“We continue with our brothers to support the dispensation of non-felony immigrants,” Bishop Gustavo Garcia-Siller of the Chicago Archdiocese said at the cathedral, located at West Chicago Avenue and North State Street.

Since the beginning of Lent in late February, Priests for Justice for Immigrants, a Chicago-based group of more than 100 priests, has organized and conducted “Lenten Rosary of Hope” rallies every Wednesday at the Federal Plaza. The group had yesterday’s event at the cathedral to emphasize the importance of the issue to the Catholic Church.  

In 2003, American and Mexican Catholic bishops called for comprehensive changes to U.S. immigration laws, including broad-based legalization of the undocumented, creation of a temporary worker program and the encouragement of family reunification.

“We have 4,000 families in St. Pius V parish [in Pilsen], and approximately half of them are undocumented.

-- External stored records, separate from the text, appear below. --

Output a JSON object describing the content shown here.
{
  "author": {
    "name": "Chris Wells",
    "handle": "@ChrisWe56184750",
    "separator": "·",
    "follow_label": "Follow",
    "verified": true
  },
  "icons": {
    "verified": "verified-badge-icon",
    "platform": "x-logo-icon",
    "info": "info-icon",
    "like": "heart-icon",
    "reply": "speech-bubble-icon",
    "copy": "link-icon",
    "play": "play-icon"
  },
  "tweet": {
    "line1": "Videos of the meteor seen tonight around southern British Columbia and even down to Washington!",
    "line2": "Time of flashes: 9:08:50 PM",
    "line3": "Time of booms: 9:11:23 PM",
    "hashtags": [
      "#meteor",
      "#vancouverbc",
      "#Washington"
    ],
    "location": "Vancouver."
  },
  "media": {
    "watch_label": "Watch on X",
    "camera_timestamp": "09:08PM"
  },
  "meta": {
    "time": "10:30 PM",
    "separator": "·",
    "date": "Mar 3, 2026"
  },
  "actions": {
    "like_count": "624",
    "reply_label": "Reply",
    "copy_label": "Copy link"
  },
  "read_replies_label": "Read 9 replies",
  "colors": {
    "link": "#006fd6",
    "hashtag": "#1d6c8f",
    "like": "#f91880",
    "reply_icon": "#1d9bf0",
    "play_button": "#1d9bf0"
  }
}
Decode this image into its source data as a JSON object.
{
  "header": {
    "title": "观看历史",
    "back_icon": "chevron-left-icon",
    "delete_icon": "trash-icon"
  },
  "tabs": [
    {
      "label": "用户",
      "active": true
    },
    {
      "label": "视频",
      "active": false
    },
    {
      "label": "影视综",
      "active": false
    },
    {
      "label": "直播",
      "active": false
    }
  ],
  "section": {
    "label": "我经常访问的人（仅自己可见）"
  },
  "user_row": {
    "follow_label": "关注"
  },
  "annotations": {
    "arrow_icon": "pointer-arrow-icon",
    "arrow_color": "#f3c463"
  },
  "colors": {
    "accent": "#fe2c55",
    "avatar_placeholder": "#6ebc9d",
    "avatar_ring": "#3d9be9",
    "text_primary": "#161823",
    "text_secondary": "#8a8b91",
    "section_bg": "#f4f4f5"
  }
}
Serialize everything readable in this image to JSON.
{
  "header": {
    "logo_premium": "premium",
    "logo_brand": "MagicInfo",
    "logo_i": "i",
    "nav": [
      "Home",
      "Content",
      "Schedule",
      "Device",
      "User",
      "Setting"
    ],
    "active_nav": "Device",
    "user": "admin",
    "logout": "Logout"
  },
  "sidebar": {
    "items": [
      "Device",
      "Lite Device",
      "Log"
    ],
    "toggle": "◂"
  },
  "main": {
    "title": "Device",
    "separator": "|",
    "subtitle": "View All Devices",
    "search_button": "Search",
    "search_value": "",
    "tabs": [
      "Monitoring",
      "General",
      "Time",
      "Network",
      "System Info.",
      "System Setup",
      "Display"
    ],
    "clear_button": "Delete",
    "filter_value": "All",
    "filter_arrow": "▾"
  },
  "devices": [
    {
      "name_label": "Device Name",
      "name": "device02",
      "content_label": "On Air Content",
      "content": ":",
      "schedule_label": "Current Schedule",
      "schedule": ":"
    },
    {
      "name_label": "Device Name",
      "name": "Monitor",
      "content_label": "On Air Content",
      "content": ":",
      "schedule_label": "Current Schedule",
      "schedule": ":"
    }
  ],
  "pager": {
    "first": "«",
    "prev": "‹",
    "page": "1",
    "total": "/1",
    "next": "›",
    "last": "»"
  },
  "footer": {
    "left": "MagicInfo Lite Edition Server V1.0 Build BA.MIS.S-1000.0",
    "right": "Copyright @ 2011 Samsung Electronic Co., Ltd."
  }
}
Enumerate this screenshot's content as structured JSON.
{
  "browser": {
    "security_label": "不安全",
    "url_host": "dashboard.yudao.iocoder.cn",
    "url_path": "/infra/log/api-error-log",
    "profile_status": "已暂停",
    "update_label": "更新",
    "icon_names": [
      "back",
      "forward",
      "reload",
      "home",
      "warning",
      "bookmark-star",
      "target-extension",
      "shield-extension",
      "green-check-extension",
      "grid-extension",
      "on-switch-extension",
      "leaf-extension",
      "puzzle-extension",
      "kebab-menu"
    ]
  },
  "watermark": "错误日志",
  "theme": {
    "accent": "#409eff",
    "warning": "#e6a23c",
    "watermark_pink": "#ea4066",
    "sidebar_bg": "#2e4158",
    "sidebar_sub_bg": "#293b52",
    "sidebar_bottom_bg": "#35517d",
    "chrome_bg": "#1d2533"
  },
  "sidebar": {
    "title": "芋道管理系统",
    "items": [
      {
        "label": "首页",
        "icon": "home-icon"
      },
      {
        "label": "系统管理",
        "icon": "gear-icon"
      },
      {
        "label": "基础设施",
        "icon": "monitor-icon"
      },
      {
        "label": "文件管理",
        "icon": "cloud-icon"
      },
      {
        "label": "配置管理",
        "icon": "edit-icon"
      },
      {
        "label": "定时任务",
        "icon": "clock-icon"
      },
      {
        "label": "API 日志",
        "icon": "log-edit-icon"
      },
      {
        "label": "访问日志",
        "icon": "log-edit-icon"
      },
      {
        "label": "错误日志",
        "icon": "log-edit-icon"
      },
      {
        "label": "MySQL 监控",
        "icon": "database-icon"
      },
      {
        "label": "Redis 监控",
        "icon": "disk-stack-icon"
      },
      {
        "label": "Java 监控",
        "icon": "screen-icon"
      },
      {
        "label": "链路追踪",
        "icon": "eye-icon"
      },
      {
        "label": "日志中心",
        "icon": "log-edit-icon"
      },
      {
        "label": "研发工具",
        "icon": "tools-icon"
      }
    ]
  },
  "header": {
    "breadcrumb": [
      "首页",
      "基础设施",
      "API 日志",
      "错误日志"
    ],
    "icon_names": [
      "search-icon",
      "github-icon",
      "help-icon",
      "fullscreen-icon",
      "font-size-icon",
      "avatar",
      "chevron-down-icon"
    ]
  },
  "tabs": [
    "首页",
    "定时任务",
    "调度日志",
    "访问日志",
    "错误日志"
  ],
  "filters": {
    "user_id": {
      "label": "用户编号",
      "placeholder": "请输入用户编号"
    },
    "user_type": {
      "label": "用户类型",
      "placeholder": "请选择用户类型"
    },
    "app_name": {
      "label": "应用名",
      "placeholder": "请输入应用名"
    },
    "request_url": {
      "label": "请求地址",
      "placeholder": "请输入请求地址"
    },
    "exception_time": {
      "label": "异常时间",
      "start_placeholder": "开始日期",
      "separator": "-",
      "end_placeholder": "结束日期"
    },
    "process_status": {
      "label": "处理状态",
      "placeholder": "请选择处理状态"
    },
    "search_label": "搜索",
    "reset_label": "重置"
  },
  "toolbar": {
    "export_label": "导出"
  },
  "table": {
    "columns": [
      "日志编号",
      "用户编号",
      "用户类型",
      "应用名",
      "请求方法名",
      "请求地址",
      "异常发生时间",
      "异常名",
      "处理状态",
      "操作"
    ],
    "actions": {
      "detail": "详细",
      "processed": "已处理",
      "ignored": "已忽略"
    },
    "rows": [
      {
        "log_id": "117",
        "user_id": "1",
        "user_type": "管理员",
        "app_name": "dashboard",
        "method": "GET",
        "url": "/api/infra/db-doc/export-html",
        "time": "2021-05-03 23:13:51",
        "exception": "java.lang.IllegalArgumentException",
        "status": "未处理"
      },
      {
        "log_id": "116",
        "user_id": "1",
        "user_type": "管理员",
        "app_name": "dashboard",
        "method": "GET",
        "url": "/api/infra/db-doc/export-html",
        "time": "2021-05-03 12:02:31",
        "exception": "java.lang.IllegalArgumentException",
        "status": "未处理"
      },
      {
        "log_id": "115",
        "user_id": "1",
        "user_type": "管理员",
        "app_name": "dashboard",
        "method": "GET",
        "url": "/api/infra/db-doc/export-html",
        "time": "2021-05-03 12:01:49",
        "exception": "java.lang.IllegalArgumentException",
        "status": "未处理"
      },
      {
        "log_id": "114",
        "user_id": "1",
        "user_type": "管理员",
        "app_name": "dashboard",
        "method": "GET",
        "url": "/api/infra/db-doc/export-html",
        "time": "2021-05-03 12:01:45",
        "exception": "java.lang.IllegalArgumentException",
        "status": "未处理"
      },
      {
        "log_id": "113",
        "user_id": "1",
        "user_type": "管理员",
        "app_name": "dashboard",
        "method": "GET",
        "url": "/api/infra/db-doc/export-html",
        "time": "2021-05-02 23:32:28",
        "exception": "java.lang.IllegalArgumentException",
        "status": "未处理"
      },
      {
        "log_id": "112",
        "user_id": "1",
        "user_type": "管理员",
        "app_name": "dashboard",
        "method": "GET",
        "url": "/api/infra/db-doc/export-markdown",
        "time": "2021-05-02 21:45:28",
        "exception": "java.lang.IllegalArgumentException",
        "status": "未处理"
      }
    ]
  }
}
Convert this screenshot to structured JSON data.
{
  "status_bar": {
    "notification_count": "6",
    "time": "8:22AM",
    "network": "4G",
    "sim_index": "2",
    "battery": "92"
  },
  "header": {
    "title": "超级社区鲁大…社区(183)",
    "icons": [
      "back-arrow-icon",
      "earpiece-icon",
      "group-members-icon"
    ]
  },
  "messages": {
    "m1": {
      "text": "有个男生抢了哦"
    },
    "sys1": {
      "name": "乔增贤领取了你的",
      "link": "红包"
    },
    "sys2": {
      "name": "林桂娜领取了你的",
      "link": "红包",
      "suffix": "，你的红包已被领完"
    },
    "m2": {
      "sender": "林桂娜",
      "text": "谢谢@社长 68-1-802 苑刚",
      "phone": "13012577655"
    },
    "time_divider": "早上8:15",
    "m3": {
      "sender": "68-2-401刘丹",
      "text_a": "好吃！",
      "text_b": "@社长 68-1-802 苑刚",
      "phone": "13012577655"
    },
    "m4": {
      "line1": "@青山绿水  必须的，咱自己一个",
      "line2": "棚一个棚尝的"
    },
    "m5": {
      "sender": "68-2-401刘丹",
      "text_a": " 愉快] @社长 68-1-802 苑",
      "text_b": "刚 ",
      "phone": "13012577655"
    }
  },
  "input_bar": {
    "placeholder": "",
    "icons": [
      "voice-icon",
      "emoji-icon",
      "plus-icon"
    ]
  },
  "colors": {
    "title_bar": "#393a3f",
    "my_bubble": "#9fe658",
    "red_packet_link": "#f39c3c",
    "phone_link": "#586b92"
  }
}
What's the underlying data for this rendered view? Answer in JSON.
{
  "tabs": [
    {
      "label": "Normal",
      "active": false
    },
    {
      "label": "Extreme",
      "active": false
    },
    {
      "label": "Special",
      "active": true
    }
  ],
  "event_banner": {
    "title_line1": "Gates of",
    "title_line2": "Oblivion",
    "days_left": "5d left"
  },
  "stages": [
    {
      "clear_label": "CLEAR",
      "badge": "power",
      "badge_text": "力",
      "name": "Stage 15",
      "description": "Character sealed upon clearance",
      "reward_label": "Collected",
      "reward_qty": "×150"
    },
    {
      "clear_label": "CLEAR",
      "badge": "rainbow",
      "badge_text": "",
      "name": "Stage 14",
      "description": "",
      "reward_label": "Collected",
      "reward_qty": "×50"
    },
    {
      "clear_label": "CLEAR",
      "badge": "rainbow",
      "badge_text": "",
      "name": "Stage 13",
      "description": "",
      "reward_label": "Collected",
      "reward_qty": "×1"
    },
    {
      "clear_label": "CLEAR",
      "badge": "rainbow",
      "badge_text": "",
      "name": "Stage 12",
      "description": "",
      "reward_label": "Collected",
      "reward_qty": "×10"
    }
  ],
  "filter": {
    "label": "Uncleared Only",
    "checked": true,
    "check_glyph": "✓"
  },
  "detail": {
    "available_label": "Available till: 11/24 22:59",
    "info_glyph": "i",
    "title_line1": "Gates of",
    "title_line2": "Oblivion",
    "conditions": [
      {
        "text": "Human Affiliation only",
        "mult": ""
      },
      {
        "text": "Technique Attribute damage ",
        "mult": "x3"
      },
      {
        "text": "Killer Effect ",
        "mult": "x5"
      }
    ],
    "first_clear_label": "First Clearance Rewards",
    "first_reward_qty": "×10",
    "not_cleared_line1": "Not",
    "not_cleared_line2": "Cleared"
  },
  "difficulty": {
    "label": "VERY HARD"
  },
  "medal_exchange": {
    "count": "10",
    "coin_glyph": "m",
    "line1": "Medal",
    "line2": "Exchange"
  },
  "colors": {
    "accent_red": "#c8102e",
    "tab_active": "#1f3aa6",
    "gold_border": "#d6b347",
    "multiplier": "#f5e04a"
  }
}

So this affects them directly,” the Rev. Brendan Curran, pastor at the church, said after the rally.

The Rev. Mark Bartosic, who led Wednesday’s event, said the 40 days before Easter are an especially important time for proponents of immigration reform.

“Lent is a time of conversion and change of heart,” he said. “And today we’re hoping for a change of heart among those legislators opposed to immigration reform.”

An immigration bill known as the STRIVE act -- Security Through Regularized Immigration and Vibrant Economy -- was introduced two weeks ago; U.S. Rep. Luis Gutierrez, a Chicago Democrat, is one of the sponsors. The bill includes a legalization plan for the more than 10 million illegal immigrants in the U.S., according to Mari Lou Gonzalez, a coordinator for Catholic Campaign for Immigration Reform.

Gonzalez said the major goal of the Lenten Rosary of Hope gatherings was to let everyone in the Catholic community, whether a recent immigrant or not, know that the church stands with immigrants and for immigration reform.

“It’s part of who we are as Catholics,” she said. “It’s letting them know that as a church we have a responsibility to walk with [immigrants] in this chaos of not knowing how the legislation is going to go.”

Maureen Fitzpatrick, a 24-year-old Lakeview resident who works for the Southwest Organizing Project, which is affiliated with the Illinois Coalition for Immigrant and Refugee Rights, said the Gutierrez bill is an opportunity for positive change.

“There’s a lot of hope, but also recognition that there’s a lot of work to be done,” Fitzpatrick said after the rally, as attendees departed from the cathedral.

Before everyone left, Elena Segura, director of the Catholic Campaign for Immigration Reform, implored them to respond to adversity with strength and faith.

“Who could do this, if not us, people of faith? We know that God is with us -- he is ahead of us, and we are going to follow his leadership,” Segura said. “We don’t know how long this is going to take. But we know that, with God, we’ll be together until this law passes.”